_Task requirements:_
Which lines of the data contain the string "JSON"? Copy every one.
BEGIN Recorded data
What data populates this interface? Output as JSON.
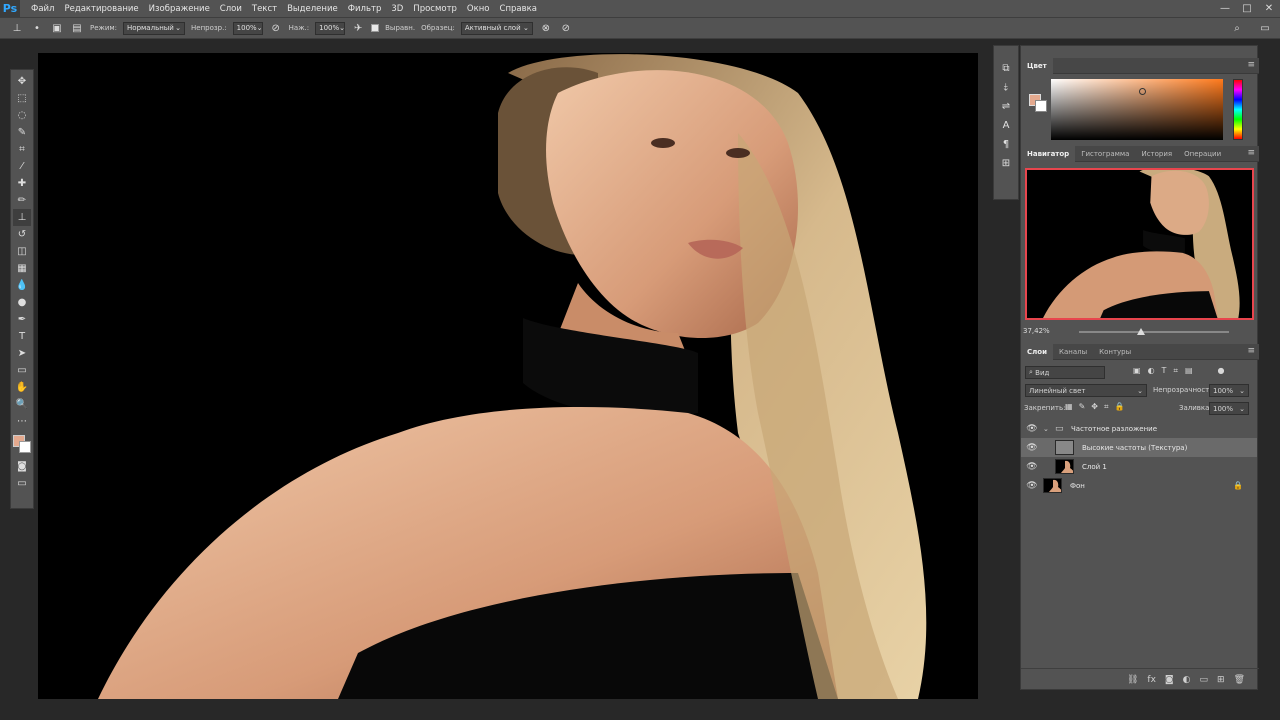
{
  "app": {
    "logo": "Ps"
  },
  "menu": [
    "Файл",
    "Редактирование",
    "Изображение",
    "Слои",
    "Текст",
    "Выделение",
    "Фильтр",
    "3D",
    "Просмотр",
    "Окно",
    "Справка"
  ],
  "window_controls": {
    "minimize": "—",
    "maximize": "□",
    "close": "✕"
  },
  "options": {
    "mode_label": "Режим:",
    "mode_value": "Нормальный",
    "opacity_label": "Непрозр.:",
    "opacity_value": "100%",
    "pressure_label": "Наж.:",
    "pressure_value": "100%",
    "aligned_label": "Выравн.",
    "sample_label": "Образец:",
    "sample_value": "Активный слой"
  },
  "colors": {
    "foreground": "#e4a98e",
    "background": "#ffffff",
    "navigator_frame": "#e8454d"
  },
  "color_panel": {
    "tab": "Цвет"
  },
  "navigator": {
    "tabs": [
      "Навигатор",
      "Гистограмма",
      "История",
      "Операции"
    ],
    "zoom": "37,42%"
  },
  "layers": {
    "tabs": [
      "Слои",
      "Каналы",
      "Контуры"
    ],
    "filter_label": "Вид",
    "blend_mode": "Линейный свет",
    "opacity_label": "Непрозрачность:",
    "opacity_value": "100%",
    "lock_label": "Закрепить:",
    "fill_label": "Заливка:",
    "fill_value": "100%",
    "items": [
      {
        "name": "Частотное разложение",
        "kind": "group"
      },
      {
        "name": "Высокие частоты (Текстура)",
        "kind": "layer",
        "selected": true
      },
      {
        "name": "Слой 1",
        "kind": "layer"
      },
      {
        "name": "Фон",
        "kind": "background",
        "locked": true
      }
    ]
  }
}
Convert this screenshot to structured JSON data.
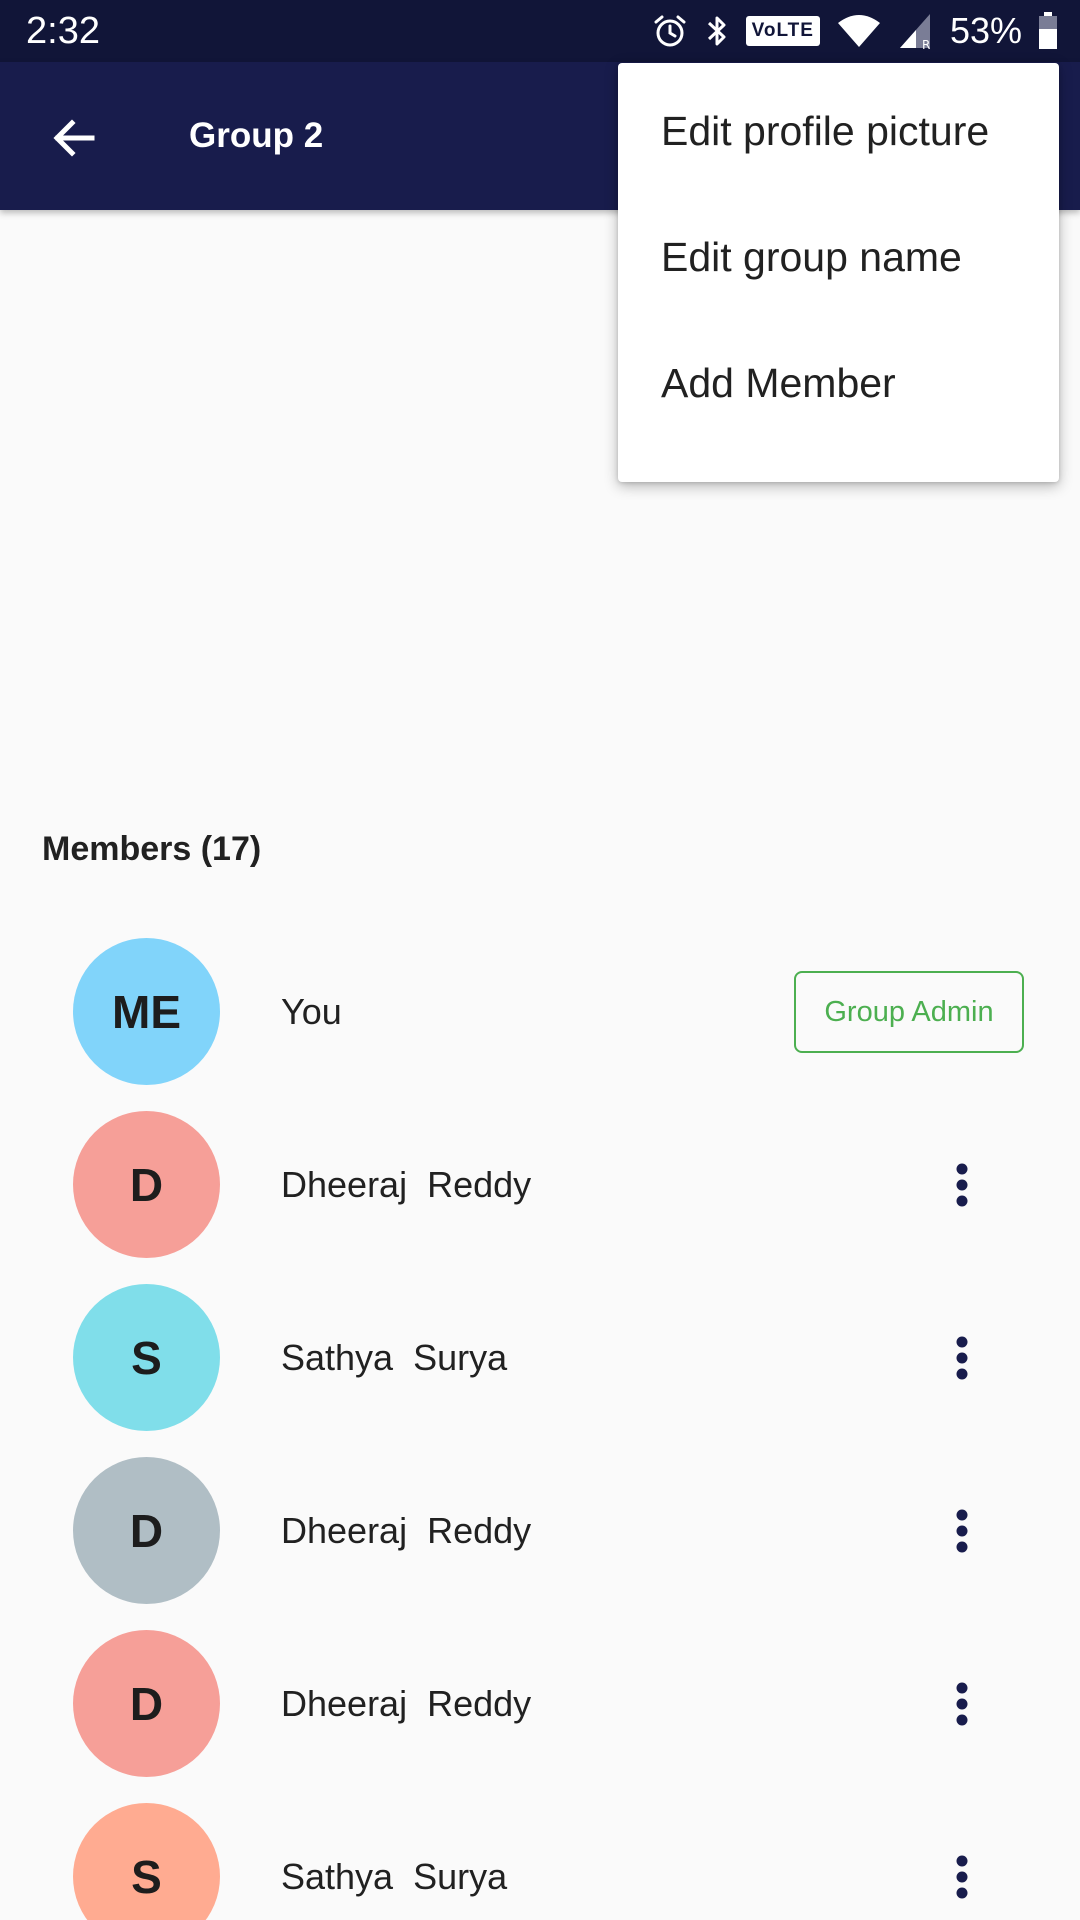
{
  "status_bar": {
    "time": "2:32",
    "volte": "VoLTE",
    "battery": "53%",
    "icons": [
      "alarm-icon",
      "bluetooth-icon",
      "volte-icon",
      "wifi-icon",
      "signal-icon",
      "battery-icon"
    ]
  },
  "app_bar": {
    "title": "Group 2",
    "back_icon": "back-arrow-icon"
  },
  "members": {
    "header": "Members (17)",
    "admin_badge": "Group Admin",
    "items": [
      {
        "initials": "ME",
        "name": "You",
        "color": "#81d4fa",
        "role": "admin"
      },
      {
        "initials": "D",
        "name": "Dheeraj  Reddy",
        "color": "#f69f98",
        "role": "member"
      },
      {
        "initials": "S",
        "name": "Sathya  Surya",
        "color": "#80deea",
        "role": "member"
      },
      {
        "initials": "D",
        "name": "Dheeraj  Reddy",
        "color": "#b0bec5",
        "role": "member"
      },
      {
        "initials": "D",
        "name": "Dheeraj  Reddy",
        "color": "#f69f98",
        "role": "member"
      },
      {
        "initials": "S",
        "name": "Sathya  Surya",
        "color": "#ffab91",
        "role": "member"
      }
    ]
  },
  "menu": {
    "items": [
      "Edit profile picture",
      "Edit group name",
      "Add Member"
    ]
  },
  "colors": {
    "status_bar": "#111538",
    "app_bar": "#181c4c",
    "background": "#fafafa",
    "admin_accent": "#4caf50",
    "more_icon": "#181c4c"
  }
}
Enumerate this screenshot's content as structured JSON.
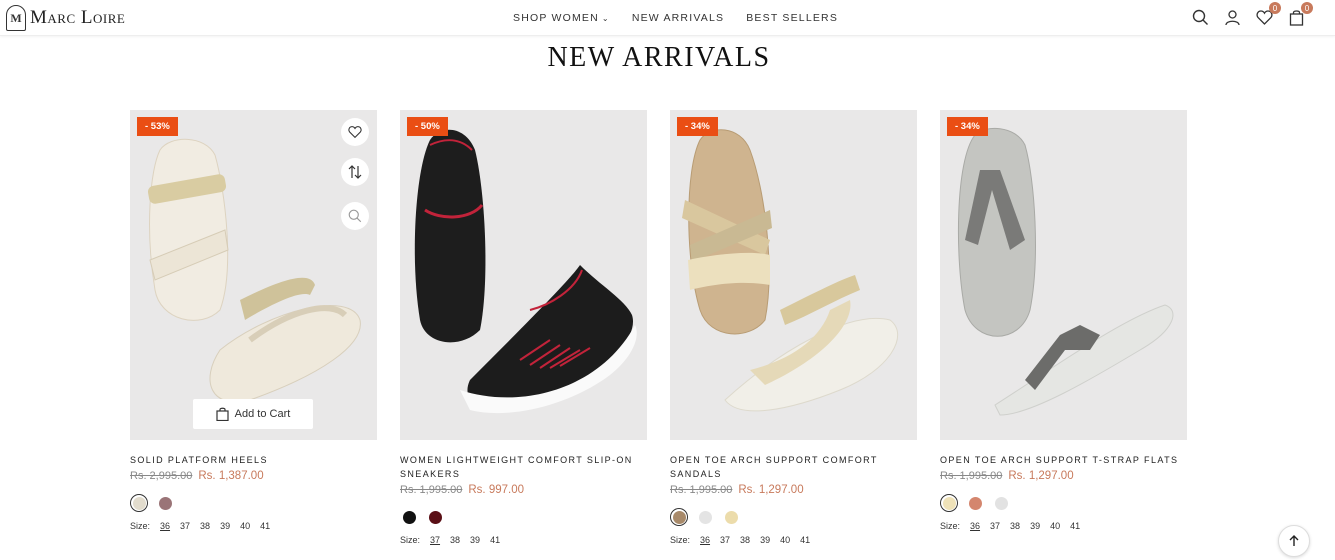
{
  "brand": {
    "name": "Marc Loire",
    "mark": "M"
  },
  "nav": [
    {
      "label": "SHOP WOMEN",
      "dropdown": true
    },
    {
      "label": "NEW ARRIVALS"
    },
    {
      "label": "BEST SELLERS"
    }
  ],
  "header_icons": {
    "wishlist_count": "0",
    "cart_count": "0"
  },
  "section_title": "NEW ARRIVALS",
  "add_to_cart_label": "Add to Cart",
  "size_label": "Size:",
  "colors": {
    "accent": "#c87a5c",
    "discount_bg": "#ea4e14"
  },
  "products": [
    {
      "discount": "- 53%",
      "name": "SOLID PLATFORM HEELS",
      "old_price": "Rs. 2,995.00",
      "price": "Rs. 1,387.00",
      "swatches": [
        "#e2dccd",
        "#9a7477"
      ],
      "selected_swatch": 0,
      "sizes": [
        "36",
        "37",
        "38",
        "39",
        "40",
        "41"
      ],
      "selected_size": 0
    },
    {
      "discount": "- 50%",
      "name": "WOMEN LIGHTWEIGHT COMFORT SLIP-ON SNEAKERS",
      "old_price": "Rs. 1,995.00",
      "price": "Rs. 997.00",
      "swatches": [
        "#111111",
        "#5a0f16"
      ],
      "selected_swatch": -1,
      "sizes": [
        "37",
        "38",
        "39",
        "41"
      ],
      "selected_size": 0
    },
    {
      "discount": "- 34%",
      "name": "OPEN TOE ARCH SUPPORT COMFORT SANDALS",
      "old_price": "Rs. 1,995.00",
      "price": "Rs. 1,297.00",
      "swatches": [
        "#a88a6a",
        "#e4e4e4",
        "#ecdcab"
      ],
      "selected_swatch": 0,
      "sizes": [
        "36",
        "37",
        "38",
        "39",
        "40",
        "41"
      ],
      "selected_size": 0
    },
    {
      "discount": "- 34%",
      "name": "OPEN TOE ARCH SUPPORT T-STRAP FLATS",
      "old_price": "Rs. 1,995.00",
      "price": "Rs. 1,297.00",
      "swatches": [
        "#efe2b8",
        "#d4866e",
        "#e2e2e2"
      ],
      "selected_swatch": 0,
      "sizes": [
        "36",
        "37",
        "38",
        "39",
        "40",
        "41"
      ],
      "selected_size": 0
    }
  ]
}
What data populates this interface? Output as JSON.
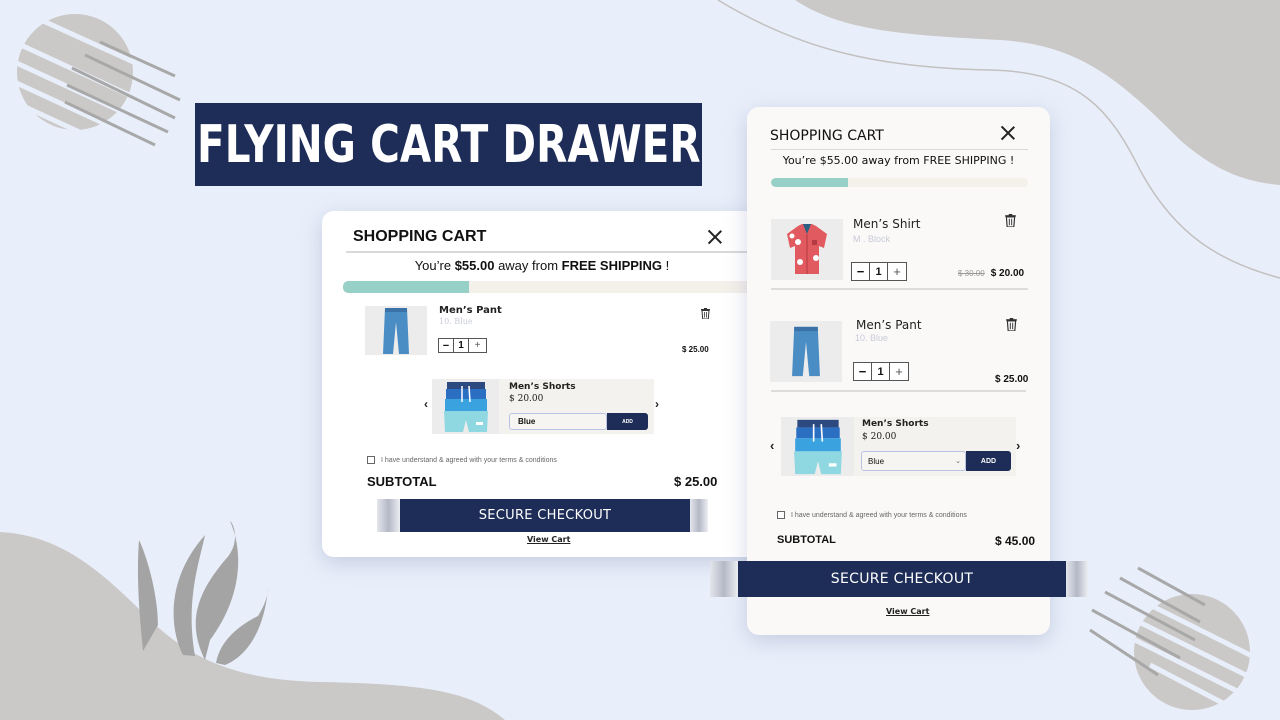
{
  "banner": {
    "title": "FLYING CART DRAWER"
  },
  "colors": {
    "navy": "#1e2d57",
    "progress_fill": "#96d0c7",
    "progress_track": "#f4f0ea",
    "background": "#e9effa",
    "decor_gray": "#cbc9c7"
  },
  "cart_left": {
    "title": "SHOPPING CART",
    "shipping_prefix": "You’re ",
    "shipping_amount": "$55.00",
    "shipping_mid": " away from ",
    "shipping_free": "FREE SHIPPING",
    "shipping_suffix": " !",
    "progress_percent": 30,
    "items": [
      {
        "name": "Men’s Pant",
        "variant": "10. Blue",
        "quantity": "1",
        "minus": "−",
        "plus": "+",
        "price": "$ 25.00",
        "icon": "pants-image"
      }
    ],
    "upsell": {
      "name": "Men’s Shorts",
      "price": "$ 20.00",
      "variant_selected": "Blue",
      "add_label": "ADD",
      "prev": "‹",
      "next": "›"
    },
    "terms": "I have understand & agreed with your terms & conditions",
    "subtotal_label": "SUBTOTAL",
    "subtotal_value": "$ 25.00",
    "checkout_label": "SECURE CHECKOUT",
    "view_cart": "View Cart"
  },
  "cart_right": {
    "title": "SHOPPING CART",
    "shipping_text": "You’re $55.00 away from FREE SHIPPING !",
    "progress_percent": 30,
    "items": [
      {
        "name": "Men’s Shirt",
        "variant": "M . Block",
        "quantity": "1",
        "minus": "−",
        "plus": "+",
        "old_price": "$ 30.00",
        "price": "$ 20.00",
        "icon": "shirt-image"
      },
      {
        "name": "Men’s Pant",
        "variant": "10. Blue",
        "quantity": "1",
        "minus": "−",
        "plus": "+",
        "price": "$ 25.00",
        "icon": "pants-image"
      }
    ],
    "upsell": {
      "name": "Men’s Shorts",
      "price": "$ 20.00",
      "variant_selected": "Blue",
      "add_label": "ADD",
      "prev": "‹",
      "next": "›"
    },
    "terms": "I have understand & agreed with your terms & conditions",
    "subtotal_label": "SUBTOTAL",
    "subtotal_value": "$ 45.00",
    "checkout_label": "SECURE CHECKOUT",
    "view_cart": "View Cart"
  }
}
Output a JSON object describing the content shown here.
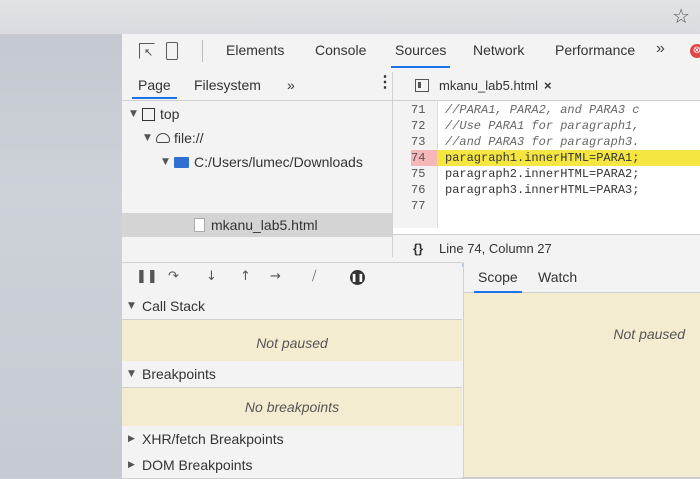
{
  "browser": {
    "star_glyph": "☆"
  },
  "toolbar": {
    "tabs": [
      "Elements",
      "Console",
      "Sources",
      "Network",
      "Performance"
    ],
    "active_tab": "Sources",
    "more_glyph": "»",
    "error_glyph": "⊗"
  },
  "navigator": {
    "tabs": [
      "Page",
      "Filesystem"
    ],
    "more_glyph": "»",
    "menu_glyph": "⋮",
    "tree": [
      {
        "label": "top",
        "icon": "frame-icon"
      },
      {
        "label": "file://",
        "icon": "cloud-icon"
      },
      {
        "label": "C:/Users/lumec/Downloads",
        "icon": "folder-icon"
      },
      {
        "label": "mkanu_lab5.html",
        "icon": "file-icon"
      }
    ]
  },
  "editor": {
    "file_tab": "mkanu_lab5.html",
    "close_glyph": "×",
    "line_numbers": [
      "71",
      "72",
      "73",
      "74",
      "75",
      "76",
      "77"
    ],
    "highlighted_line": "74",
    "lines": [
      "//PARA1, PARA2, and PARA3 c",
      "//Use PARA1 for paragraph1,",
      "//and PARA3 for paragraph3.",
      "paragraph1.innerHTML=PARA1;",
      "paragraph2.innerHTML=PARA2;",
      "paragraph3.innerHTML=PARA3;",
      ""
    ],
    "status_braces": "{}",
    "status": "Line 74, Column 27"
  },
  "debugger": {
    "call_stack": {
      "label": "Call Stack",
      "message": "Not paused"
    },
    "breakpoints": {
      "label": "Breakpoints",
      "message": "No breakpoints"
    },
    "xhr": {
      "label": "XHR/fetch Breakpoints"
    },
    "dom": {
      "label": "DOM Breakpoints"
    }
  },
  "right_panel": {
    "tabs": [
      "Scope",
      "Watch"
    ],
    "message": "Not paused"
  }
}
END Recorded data
_Expected output:_
What data populates this interface? Output as JSON.
Convert this screenshot to structured JSON data.
Enumerate this screenshot's content as structured JSON.
What data populates this interface? Output as JSON.
Output a JSON object describing the content shown here.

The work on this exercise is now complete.